┌──
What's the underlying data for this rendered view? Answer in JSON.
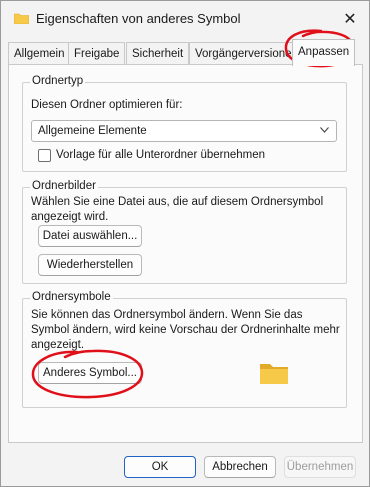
{
  "window": {
    "title": "Eigenschaften von anderes Symbol",
    "close_glyph": "✕",
    "icon": "folder-icon"
  },
  "tabs": [
    {
      "label": "Allgemein"
    },
    {
      "label": "Freigabe"
    },
    {
      "label": "Sicherheit"
    },
    {
      "label": "Vorgängerversionen"
    },
    {
      "label": "Anpassen",
      "active": true
    }
  ],
  "ordnertyp": {
    "group_label": "Ordnertyp",
    "optimize_label": "Diesen Ordner optimieren für:",
    "select_value": "Allgemeine Elemente",
    "template_checkbox_label": "Vorlage für alle Unterordner übernehmen",
    "template_checked": false
  },
  "ordnerbilder": {
    "group_label": "Ordnerbilder",
    "description": "Wählen Sie eine Datei aus, die auf diesem Ordnersymbol angezeigt wird.",
    "choose_file_button": "Datei auswählen...",
    "restore_button": "Wiederherstellen"
  },
  "ordnersymbole": {
    "group_label": "Ordnersymbole",
    "description": "Sie können das Ordnersymbol ändern. Wenn Sie das Symbol ändern, wird keine Vorschau der Ordnerinhalte mehr angezeigt.",
    "change_icon_button": "Anderes Symbol...",
    "preview_icon": "folder-icon"
  },
  "footer": {
    "ok_button": "OK",
    "cancel_button": "Abbrechen",
    "apply_button": "Übernehmen",
    "apply_disabled": true
  },
  "colors": {
    "folder": "#f7c948",
    "folder_dark": "#e3a928",
    "annotation": "#e0101a",
    "primary_border": "#1f63c5"
  }
}
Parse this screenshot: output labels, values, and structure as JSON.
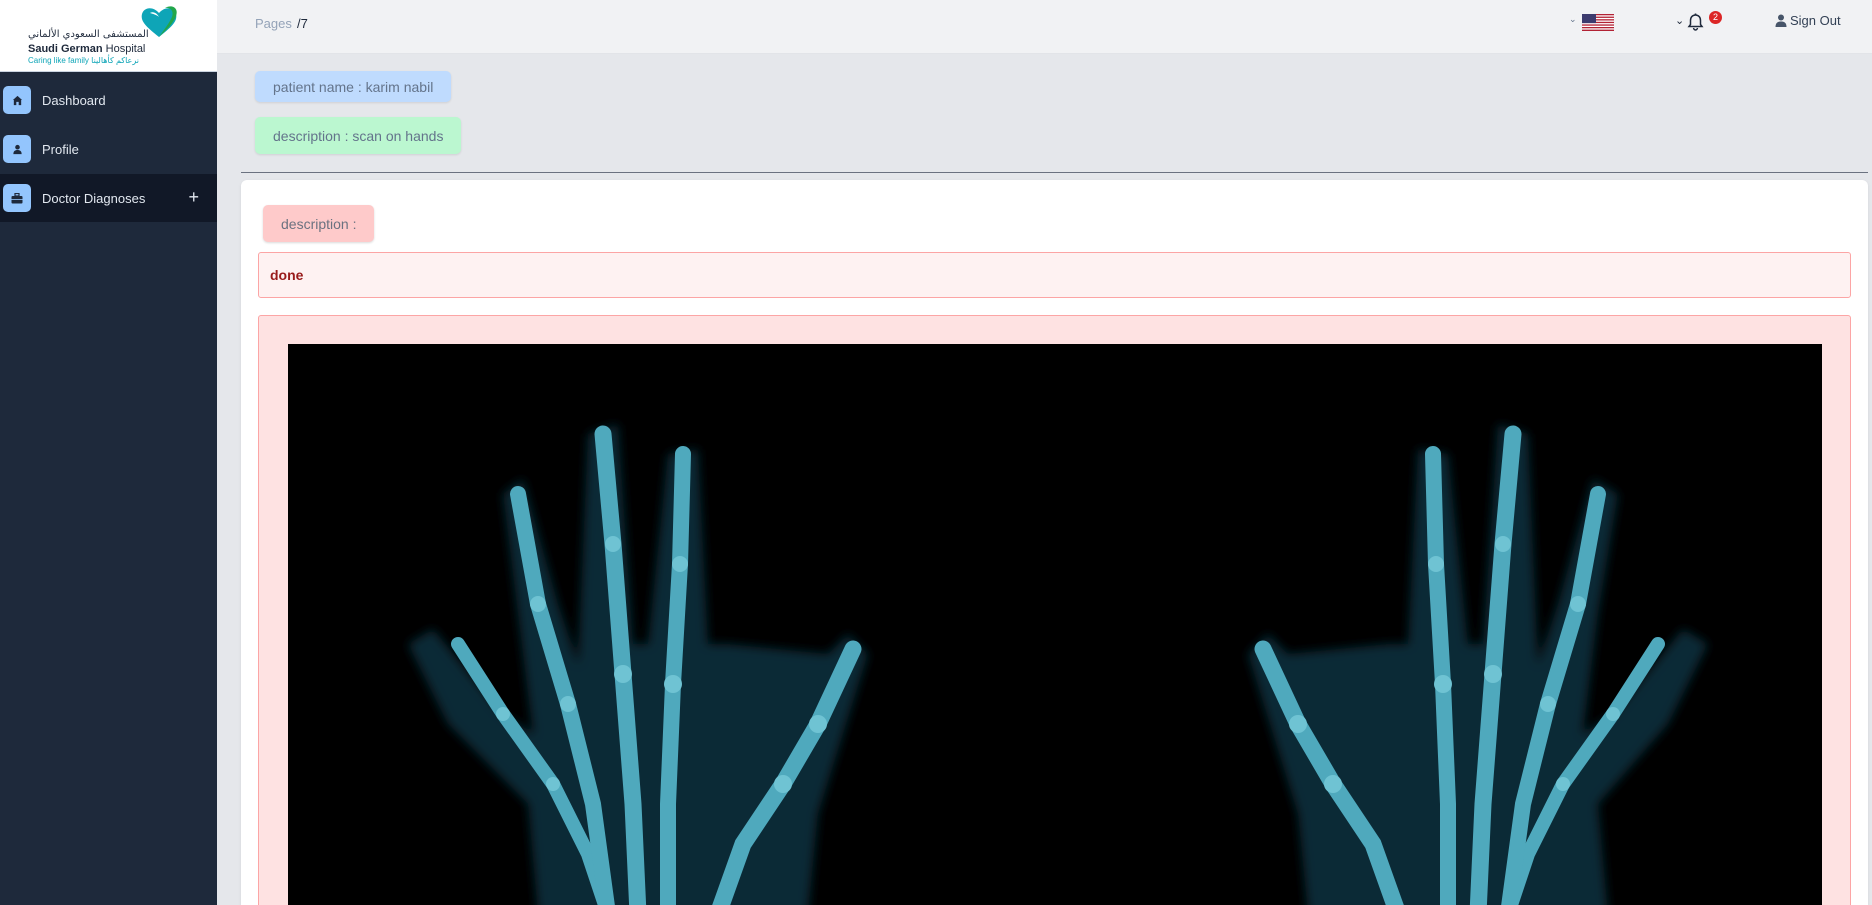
{
  "logo": {
    "arabic": "المستشفى السعودي الألماني",
    "name_bold": "Saudi German",
    "name_rest": " Hospital",
    "tagline": "Caring like family  نرعاكم كأهالينا"
  },
  "sidebar": {
    "items": [
      {
        "label": "Dashboard",
        "icon": "home-icon"
      },
      {
        "label": "Profile",
        "icon": "user-icon"
      },
      {
        "label": "Doctor Diagnoses",
        "icon": "briefcase-icon",
        "expand": "+"
      }
    ]
  },
  "topbar": {
    "breadcrumb_root": "Pages",
    "breadcrumb_current": "/7",
    "notification_count": "2",
    "signout_label": "Sign Out"
  },
  "record": {
    "patient_label": "patient name : karim nabil",
    "description_label": "description : scan on hands"
  },
  "diagnosis": {
    "description_heading": "description :",
    "status_text": "done"
  },
  "colors": {
    "sidebar_bg": "#1e293b",
    "patient_pill": "#bfdbfe",
    "description_pill": "#bbf7d0",
    "diagnosis_pill": "#fecaca",
    "done_text": "#991b1b"
  }
}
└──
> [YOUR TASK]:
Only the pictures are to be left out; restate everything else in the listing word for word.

> [EXPECTED OUTPUT]:
What's the underlying data for this rendered view? Answer in JSON.
{
  "window": {
    "title": "Eigenschaften von anderes Symbol",
    "close_glyph": "✕",
    "icon": "folder-icon"
  },
  "tabs": [
    {
      "label": "Allgemein"
    },
    {
      "label": "Freigabe"
    },
    {
      "label": "Sicherheit"
    },
    {
      "label": "Vorgängerversionen"
    },
    {
      "label": "Anpassen",
      "active": true
    }
  ],
  "ordnertyp": {
    "group_label": "Ordnertyp",
    "optimize_label": "Diesen Ordner optimieren für:",
    "select_value": "Allgemeine Elemente",
    "template_checkbox_label": "Vorlage für alle Unterordner übernehmen",
    "template_checked": false
  },
  "ordnerbilder": {
    "group_label": "Ordnerbilder",
    "description": "Wählen Sie eine Datei aus, die auf diesem Ordnersymbol angezeigt wird.",
    "choose_file_button": "Datei auswählen...",
    "restore_button": "Wiederherstellen"
  },
  "ordnersymbole": {
    "group_label": "Ordnersymbole",
    "description": "Sie können das Ordnersymbol ändern. Wenn Sie das Symbol ändern, wird keine Vorschau der Ordnerinhalte mehr angezeigt.",
    "change_icon_button": "Anderes Symbol...",
    "preview_icon": "folder-icon"
  },
  "footer": {
    "ok_button": "OK",
    "cancel_button": "Abbrechen",
    "apply_button": "Übernehmen",
    "apply_disabled": true
  },
  "colors": {
    "folder": "#f7c948",
    "folder_dark": "#e3a928",
    "annotation": "#e0101a",
    "primary_border": "#1f63c5"
  }
}
Parse this screenshot: output labels, values, and structure as JSON.
{
  "logo": {
    "arabic": "المستشفى السعودي الألماني",
    "name_bold": "Saudi German",
    "name_rest": " Hospital",
    "tagline": "Caring like family  نرعاكم كأهالينا"
  },
  "sidebar": {
    "items": [
      {
        "label": "Dashboard",
        "icon": "home-icon"
      },
      {
        "label": "Profile",
        "icon": "user-icon"
      },
      {
        "label": "Doctor Diagnoses",
        "icon": "briefcase-icon",
        "expand": "+"
      }
    ]
  },
  "topbar": {
    "breadcrumb_root": "Pages",
    "breadcrumb_current": "/7",
    "notification_count": "2",
    "signout_label": "Sign Out"
  },
  "record": {
    "patient_label": "patient name : karim nabil",
    "description_label": "description : scan on hands"
  },
  "diagnosis": {
    "description_heading": "description :",
    "status_text": "done"
  },
  "colors": {
    "sidebar_bg": "#1e293b",
    "patient_pill": "#bfdbfe",
    "description_pill": "#bbf7d0",
    "diagnosis_pill": "#fecaca",
    "done_text": "#991b1b"
  }
}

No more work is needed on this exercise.